- Opening Delimiter -
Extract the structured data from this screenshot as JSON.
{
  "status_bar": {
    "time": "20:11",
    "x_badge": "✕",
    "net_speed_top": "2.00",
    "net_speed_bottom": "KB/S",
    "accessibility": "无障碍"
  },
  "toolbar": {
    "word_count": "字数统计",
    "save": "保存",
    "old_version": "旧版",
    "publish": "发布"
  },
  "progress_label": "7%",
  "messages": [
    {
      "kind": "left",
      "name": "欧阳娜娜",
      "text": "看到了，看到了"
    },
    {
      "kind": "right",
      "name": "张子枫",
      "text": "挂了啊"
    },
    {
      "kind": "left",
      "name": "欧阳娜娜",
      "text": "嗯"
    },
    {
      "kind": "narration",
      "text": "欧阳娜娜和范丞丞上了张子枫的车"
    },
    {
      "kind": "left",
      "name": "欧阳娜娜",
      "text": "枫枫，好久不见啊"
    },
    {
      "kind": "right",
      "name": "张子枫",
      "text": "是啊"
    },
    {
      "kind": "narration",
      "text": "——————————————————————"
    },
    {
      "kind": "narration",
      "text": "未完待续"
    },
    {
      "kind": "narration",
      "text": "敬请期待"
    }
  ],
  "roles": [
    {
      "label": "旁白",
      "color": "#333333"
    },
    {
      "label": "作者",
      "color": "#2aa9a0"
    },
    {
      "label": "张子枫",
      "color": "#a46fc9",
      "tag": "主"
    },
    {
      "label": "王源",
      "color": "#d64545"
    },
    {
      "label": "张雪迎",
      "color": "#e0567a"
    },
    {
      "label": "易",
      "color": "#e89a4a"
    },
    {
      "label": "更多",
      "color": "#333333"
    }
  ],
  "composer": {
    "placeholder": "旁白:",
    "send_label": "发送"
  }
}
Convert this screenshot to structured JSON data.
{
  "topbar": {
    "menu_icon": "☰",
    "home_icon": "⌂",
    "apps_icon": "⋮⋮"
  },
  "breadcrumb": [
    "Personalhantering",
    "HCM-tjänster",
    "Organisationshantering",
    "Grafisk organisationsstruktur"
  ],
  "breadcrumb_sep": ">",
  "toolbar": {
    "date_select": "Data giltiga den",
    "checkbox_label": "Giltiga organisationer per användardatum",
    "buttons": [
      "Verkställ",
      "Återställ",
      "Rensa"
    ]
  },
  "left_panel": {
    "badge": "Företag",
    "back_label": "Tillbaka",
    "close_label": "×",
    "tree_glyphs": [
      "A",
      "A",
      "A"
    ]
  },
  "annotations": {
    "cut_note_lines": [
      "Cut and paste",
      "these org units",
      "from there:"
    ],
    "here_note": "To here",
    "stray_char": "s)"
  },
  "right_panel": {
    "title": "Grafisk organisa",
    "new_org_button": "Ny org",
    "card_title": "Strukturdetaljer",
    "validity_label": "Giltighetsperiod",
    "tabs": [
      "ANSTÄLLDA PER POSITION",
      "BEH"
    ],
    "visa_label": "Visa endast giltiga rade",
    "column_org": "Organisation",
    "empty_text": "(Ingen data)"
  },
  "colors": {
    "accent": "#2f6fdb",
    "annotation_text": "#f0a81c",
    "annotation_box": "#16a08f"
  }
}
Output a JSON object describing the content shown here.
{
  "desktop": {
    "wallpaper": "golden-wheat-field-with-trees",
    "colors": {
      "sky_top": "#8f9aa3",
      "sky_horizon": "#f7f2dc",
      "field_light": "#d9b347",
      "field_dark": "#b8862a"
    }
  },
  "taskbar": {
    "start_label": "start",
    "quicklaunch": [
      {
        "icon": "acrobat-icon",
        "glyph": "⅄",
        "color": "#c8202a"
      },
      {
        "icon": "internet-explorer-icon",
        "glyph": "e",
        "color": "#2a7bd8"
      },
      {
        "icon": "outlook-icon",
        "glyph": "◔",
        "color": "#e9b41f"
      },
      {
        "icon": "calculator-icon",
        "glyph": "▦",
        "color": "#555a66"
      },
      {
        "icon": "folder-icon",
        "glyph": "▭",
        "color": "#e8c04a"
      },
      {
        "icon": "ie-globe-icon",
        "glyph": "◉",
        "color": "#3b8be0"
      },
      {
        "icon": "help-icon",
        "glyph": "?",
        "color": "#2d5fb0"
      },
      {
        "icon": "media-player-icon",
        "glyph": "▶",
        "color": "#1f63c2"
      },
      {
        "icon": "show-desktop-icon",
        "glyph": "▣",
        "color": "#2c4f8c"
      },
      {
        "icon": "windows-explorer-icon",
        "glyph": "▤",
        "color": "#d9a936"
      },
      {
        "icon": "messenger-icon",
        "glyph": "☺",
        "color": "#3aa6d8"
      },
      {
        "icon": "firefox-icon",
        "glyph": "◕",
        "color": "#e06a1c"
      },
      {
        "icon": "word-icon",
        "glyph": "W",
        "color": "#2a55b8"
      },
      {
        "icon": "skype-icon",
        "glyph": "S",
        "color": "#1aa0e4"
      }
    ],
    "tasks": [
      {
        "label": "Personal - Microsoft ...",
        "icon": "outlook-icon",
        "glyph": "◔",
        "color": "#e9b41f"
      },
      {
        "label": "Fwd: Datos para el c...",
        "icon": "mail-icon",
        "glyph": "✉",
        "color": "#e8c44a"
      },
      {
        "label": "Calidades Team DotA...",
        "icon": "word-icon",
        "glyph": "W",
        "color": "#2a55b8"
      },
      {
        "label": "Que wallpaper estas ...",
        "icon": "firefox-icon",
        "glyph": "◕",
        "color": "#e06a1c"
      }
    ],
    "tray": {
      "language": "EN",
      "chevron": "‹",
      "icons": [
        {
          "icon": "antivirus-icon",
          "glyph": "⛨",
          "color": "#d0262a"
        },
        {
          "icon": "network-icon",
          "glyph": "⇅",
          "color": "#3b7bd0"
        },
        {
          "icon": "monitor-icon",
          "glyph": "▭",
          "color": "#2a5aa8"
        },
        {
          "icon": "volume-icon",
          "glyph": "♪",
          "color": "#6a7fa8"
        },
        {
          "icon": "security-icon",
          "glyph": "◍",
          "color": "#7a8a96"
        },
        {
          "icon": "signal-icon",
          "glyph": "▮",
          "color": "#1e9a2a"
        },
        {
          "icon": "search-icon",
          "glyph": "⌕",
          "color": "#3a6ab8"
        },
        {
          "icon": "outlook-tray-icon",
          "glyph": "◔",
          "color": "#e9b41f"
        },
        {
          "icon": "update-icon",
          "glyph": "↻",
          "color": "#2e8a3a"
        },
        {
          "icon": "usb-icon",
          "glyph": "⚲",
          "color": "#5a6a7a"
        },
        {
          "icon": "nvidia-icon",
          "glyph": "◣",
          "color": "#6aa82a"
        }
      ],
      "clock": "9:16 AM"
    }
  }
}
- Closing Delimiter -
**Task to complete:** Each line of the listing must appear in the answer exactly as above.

**Answer box:**
Extract the structured data from this screenshot as JSON.
{
  "status_bar": {
    "time": "20:11",
    "x_badge": "✕",
    "net_speed_top": "2.00",
    "net_speed_bottom": "KB/S",
    "accessibility": "无障碍"
  },
  "toolbar": {
    "word_count": "字数统计",
    "save": "保存",
    "old_version": "旧版",
    "publish": "发布"
  },
  "progress_label": "7%",
  "messages": [
    {
      "kind": "left",
      "name": "欧阳娜娜",
      "text": "看到了，看到了"
    },
    {
      "kind": "right",
      "name": "张子枫",
      "text": "挂了啊"
    },
    {
      "kind": "left",
      "name": "欧阳娜娜",
      "text": "嗯"
    },
    {
      "kind": "narration",
      "text": "欧阳娜娜和范丞丞上了张子枫的车"
    },
    {
      "kind": "left",
      "name": "欧阳娜娜",
      "text": "枫枫，好久不见啊"
    },
    {
      "kind": "right",
      "name": "张子枫",
      "text": "是啊"
    },
    {
      "kind": "narration",
      "text": "——————————————————————"
    },
    {
      "kind": "narration",
      "text": "未完待续"
    },
    {
      "kind": "narration",
      "text": "敬请期待"
    }
  ],
  "roles": [
    {
      "label": "旁白",
      "color": "#333333"
    },
    {
      "label": "作者",
      "color": "#2aa9a0"
    },
    {
      "label": "张子枫",
      "color": "#a46fc9",
      "tag": "主"
    },
    {
      "label": "王源",
      "color": "#d64545"
    },
    {
      "label": "张雪迎",
      "color": "#e0567a"
    },
    {
      "label": "易",
      "color": "#e89a4a"
    },
    {
      "label": "更多",
      "color": "#333333"
    }
  ],
  "composer": {
    "placeholder": "旁白:",
    "send_label": "发送"
  }
}
Convert this screenshot to structured JSON data.
{
  "topbar": {
    "menu_icon": "☰",
    "home_icon": "⌂",
    "apps_icon": "⋮⋮"
  },
  "breadcrumb": [
    "Personalhantering",
    "HCM-tjänster",
    "Organisationshantering",
    "Grafisk organisationsstruktur"
  ],
  "breadcrumb_sep": ">",
  "toolbar": {
    "date_select": "Data giltiga den",
    "checkbox_label": "Giltiga organisationer per användardatum",
    "buttons": [
      "Verkställ",
      "Återställ",
      "Rensa"
    ]
  },
  "left_panel": {
    "badge": "Företag",
    "back_label": "Tillbaka",
    "close_label": "×",
    "tree_glyphs": [
      "A",
      "A",
      "A"
    ]
  },
  "annotations": {
    "cut_note_lines": [
      "Cut and paste",
      "these org units",
      "from there:"
    ],
    "here_note": "To here",
    "stray_char": "s)"
  },
  "right_panel": {
    "title": "Grafisk organisa",
    "new_org_button": "Ny org",
    "card_title": "Strukturdetaljer",
    "validity_label": "Giltighetsperiod",
    "tabs": [
      "ANSTÄLLDA PER POSITION",
      "BEH"
    ],
    "visa_label": "Visa endast giltiga rade",
    "column_org": "Organisation",
    "empty_text": "(Ingen data)"
  },
  "colors": {
    "accent": "#2f6fdb",
    "annotation_text": "#f0a81c",
    "annotation_box": "#16a08f"
  }
}
Output a JSON object describing the content shown here.
{
  "desktop": {
    "wallpaper": "golden-wheat-field-with-trees",
    "colors": {
      "sky_top": "#8f9aa3",
      "sky_horizon": "#f7f2dc",
      "field_light": "#d9b347",
      "field_dark": "#b8862a"
    }
  },
  "taskbar": {
    "start_label": "start",
    "quicklaunch": [
      {
        "icon": "acrobat-icon",
        "glyph": "⅄",
        "color": "#c8202a"
      },
      {
        "icon": "internet-explorer-icon",
        "glyph": "e",
        "color": "#2a7bd8"
      },
      {
        "icon": "outlook-icon",
        "glyph": "◔",
        "color": "#e9b41f"
      },
      {
        "icon": "calculator-icon",
        "glyph": "▦",
        "color": "#555a66"
      },
      {
        "icon": "folder-icon",
        "glyph": "▭",
        "color": "#e8c04a"
      },
      {
        "icon": "ie-globe-icon",
        "glyph": "◉",
        "color": "#3b8be0"
      },
      {
        "icon": "help-icon",
        "glyph": "?",
        "color": "#2d5fb0"
      },
      {
        "icon": "media-player-icon",
        "glyph": "▶",
        "color": "#1f63c2"
      },
      {
        "icon": "show-desktop-icon",
        "glyph": "▣",
        "color": "#2c4f8c"
      },
      {
        "icon": "windows-explorer-icon",
        "glyph": "▤",
        "color": "#d9a936"
      },
      {
        "icon": "messenger-icon",
        "glyph": "☺",
        "color": "#3aa6d8"
      },
      {
        "icon": "firefox-icon",
        "glyph": "◕",
        "color": "#e06a1c"
      },
      {
        "icon": "word-icon",
        "glyph": "W",
        "color": "#2a55b8"
      },
      {
        "icon": "skype-icon",
        "glyph": "S",
        "color": "#1aa0e4"
      }
    ],
    "tasks": [
      {
        "label": "Personal - Microsoft ...",
        "icon": "outlook-icon",
        "glyph": "◔",
        "color": "#e9b41f"
      },
      {
        "label": "Fwd: Datos para el c...",
        "icon": "mail-icon",
        "glyph": "✉",
        "color": "#e8c44a"
      },
      {
        "label": "Calidades Team DotA...",
        "icon": "word-icon",
        "glyph": "W",
        "color": "#2a55b8"
      },
      {
        "label": "Que wallpaper estas ...",
        "icon": "firefox-icon",
        "glyph": "◕",
        "color": "#e06a1c"
      }
    ],
    "tray": {
      "language": "EN",
      "chevron": "‹",
      "icons": [
        {
          "icon": "antivirus-icon",
          "glyph": "⛨",
          "color": "#d0262a"
        },
        {
          "icon": "network-icon",
          "glyph": "⇅",
          "color": "#3b7bd0"
        },
        {
          "icon": "monitor-icon",
          "glyph": "▭",
          "color": "#2a5aa8"
        },
        {
          "icon": "volume-icon",
          "glyph": "♪",
          "color": "#6a7fa8"
        },
        {
          "icon": "security-icon",
          "glyph": "◍",
          "color": "#7a8a96"
        },
        {
          "icon": "signal-icon",
          "glyph": "▮",
          "color": "#1e9a2a"
        },
        {
          "icon": "search-icon",
          "glyph": "⌕",
          "color": "#3a6ab8"
        },
        {
          "icon": "outlook-tray-icon",
          "glyph": "◔",
          "color": "#e9b41f"
        },
        {
          "icon": "update-icon",
          "glyph": "↻",
          "color": "#2e8a3a"
        },
        {
          "icon": "usb-icon",
          "glyph": "⚲",
          "color": "#5a6a7a"
        },
        {
          "icon": "nvidia-icon",
          "glyph": "◣",
          "color": "#6aa82a"
        }
      ],
      "clock": "9:16 AM"
    }
  }
}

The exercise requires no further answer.